Feather was written in first-person perspective. First-person is an interesting way to write, because it can be used like a diary entry or a memoir (Princess Ben is a good, and funny, example of this use of first-person.) In Feather, Estella describes herself several times (hint: don't do this in your writing.) She rolls her eyes at her friends, ignores professors' lectures when they're boring, says lots of things "sarcastically" and "angrily," and basically gives you a play-by-play of her facial expressions. She even goes so far as to describe herself as perfect.

The secondary characters in this book are very flat.

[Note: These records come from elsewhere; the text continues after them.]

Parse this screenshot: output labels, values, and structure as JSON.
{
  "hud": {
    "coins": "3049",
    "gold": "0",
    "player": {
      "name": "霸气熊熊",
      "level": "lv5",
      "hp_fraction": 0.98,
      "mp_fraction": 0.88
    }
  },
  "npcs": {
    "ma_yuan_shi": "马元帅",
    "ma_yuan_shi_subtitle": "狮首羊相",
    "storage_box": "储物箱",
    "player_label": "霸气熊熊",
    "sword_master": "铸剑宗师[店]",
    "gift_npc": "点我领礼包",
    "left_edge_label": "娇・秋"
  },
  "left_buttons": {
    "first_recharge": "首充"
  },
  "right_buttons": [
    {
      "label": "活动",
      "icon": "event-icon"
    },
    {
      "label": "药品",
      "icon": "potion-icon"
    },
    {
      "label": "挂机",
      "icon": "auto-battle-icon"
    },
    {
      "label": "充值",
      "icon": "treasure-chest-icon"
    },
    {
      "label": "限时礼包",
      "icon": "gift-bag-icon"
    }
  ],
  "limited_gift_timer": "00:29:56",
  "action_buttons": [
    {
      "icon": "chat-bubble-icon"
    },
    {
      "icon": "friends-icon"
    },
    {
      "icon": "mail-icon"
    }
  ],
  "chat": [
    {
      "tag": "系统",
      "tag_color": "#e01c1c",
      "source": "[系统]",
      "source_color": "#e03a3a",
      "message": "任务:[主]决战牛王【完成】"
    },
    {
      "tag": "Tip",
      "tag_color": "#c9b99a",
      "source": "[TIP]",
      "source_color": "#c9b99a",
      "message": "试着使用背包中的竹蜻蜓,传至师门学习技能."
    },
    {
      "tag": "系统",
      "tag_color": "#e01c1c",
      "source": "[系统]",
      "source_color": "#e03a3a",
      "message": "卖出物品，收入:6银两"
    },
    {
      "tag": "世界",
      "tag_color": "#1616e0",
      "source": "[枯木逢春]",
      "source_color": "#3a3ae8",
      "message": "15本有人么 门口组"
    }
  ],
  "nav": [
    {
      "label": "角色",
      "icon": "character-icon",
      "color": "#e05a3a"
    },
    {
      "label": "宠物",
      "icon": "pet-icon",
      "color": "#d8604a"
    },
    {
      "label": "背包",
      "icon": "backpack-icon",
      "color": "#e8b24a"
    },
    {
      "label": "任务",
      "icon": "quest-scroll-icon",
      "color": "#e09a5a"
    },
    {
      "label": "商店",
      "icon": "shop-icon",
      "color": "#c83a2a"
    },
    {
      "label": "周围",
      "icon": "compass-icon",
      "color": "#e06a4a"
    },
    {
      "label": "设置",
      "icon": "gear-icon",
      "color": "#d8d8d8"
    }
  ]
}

Scott and Sarah, Estella's friends, are always plucky, giggly, and clueless (according to Estella.) The nurse in the book has a "slight British" accent. (I couldn't decide what Ebner meant, so I just imagined Mrs. Doubtfire.) The main villain seems to have no motivation other than destroying the world so he can have all of its energy. All of the other college students don't apparently like Estella because of her perfect looks and the fact that she sticks out like a sore thumb (she's pale with white blond hair, as she reminds us many times.) In short, no one at this grad school acts like they are 22 years old. Lots of granola and tofu are consumed in the cafeteria, and everyone wears sandals and has a tan.

I will have a more detailed analysis of this book later. I may have to do it in parts to keep the posts from getting too long, but I'll go deeper into every problem that I saw. Don't worry, I'll also go over the good stuff, because this book does have some good things in it.

Bottom line is...Feather had a lot of promise. But with the lazy editing (Ebner runs her own publishing company, Crimson Oak Publishing, and turns out a surprising amount of books every year), inconsistencies, and character problems, Feather is missing some things. If you want to read some of it, here's the Google Books entry for the first book in the series. Take a look, read some, gather your thoughts, and then I'll move on to the analysis of the book. My personal opinion? With a professional editor, agent, and publishing house behind her, Abra Ebner could have turned out a really great story, but Feather falls short of its promise.

I'll be back soon with an entry on stereotypes and generalizations, and how to avoid them. Stay tuned!